Businesses must respond to requests to know and delete within 45-calendars days of receipt of the request. However, Section 1798.130(a)(2) states that the “time period to provide the required information may be extended once by an additional 45 days when reasonably necessary, provided the consumer is provided notice of the extension within the first 45-day period.”
The ability to take a 45-day extension also is provided for in Section 999.313(b) of the proposed regulations, which state: “If necessary, businesses may take up to an additional 45 calendar days to respond to the consumer’s request, for a maximum total of 90 calendar days from the day the request is received, provided that the business provides the consumer with notice and an explanation of the reason that the business will take more than 45 days to respond to the request.”
Although the CCPA and draft regulations do not provide guidance on what qualifies as “necessary,” delays caused by coronavirus-related business disruptions—if accurate—should certainly qualify.
Notwithstanding a business’s ability to exercise a 45-day extension, there are other CCPA requirements that businesses must take into account.
First, the CCPA still requires businesses to confirm receipt of requests to know and delete within 10 business days of receipt. Such confirmation must provide further information on their response and verification process. If not already done, businesses should draft these 10-day response communications now.
Second, as discussed, businesses will need to provide notice of the extension prior to the expiration of the initial 45-calendar-day period. Again, this type of correspondence can be drafted now.
Third, if possible, businesses should timely initiate their verification process. Section 1798.130(a)(2) states that the failure to verify a request cannot be a basis for extending the initial 45-day response period. Further, § 999.313(b) of the proposed regulations states that if “the business cannot verify the consumer request within the 45-day time period, the business may deny the request.” Accordingly, if, for example, a consumer fails to respond with the necessary verification information, a business would have a basis for denying the request entirely.

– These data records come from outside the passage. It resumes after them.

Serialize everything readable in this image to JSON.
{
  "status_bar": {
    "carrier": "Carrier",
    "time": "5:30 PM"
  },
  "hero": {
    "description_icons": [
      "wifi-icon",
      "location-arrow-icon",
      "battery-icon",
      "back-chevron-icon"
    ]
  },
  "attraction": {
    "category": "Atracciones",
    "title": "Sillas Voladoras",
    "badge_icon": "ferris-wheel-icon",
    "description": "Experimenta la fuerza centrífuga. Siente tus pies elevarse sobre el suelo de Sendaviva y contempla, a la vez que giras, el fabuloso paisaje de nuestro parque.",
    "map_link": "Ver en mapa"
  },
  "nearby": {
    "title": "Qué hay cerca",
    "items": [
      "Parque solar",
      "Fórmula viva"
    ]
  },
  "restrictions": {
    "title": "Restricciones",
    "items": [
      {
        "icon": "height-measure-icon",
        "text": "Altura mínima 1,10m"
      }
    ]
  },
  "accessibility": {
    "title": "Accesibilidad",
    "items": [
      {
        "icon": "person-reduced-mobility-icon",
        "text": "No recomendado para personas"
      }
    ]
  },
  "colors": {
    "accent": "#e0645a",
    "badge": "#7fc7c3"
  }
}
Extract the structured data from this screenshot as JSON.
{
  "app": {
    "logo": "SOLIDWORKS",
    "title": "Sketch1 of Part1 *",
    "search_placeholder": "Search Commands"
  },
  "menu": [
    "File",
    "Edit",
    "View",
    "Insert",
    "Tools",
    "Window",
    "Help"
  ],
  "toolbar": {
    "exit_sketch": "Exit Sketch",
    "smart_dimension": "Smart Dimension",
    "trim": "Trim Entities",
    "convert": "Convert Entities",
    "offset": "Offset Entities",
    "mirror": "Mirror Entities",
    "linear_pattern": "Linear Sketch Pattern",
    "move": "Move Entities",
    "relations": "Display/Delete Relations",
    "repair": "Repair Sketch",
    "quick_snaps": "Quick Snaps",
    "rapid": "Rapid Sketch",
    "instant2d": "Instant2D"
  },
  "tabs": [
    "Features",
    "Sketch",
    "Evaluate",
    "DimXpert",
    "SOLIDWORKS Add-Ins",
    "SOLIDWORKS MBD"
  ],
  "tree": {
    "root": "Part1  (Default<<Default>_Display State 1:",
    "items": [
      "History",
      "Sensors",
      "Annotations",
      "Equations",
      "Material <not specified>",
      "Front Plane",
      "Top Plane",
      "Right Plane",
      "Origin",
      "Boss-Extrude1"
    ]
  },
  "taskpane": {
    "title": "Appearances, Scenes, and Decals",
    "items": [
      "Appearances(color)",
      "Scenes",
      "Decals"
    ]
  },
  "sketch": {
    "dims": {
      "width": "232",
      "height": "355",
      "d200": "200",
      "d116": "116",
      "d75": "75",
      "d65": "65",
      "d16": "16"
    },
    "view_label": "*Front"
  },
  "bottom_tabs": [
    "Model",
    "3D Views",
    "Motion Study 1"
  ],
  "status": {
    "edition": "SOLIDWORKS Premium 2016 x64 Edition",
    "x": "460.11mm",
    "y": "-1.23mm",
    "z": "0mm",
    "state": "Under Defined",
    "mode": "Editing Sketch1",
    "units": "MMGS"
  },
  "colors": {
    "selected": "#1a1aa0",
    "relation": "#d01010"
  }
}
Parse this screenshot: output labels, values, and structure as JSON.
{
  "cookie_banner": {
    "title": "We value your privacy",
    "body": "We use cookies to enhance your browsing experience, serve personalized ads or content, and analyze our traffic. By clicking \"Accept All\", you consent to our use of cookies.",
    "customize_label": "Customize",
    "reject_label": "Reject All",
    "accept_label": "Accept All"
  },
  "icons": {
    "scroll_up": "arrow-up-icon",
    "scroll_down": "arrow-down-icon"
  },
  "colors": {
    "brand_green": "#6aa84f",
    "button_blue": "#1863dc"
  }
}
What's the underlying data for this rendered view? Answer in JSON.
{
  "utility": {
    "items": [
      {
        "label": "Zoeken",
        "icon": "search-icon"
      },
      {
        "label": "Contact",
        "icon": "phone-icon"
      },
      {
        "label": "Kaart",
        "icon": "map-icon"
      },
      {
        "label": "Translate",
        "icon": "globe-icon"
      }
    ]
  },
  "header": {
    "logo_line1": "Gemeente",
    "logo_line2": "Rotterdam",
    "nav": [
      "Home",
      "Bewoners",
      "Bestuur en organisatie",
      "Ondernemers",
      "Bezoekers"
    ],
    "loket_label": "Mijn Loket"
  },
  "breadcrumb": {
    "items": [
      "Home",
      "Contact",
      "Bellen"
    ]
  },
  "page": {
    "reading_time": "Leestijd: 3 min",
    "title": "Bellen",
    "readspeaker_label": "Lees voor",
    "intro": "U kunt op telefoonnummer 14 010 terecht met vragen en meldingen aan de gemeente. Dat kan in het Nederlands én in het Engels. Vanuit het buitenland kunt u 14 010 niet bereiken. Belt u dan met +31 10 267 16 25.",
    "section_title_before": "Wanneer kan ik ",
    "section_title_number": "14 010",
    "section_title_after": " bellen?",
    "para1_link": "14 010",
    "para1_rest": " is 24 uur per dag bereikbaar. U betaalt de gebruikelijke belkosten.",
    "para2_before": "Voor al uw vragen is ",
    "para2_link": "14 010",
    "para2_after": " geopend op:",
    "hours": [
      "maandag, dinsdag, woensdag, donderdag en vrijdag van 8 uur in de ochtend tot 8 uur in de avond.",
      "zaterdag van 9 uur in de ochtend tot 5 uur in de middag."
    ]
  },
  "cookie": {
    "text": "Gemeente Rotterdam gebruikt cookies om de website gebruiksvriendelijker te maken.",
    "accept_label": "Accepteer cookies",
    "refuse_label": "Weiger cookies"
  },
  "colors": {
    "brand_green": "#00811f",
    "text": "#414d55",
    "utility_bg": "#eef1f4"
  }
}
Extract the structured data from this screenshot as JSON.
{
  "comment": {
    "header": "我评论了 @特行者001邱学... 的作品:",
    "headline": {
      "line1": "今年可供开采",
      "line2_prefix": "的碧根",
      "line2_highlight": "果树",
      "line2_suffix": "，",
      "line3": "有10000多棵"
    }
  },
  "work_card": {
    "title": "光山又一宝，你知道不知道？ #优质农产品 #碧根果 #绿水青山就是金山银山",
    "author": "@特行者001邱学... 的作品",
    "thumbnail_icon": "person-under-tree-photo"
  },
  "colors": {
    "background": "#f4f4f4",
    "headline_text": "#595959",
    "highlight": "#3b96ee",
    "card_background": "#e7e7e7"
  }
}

Fourth, and importantly, businesses must keep in mind that requests to opt out are subject to a 15-business day compliance period, which cannot be extended. Pursuant to the most recent draft regulations, businesses that receive an opt-out request will have 15-business days to stop selling the consumer’s personal information.
Further, if the business sells the consumer’s personal information during the time between receipt and processing of the request, it must notify the third parties to whom it sold the personal information that the consumer has exercised the right to opt out and direct those third parties not to further sell that consumer’s information.
This column does not necessarily reflect the opinion of The Bureau of National Affairs, Inc. or its owners.
David M. Stauss is a partner at Husch Blackwell LLP and co-leader of the firm’s privacy and data security practice group. David regularly assists clients in preparing for and responding to data security incidents, including managing multi-state breach notifications. He also regularly counsels clients on complying with existing and emerging privacy and information security laws, including the European Union’s General Data Protection Regulation, the CCPA, and state information security statutes.
Malia Rogers is an associate in Husch Blackwell LLP’s Denver office and advises clients of all sizes and across industries on data privacy and security compliance. She leverages her prior professional experience in digital marketing to develop and implement privacy programs compliant with emerging and differing privacy frameworks, including the European Union’s General Data Protection Regulation and the CCPA.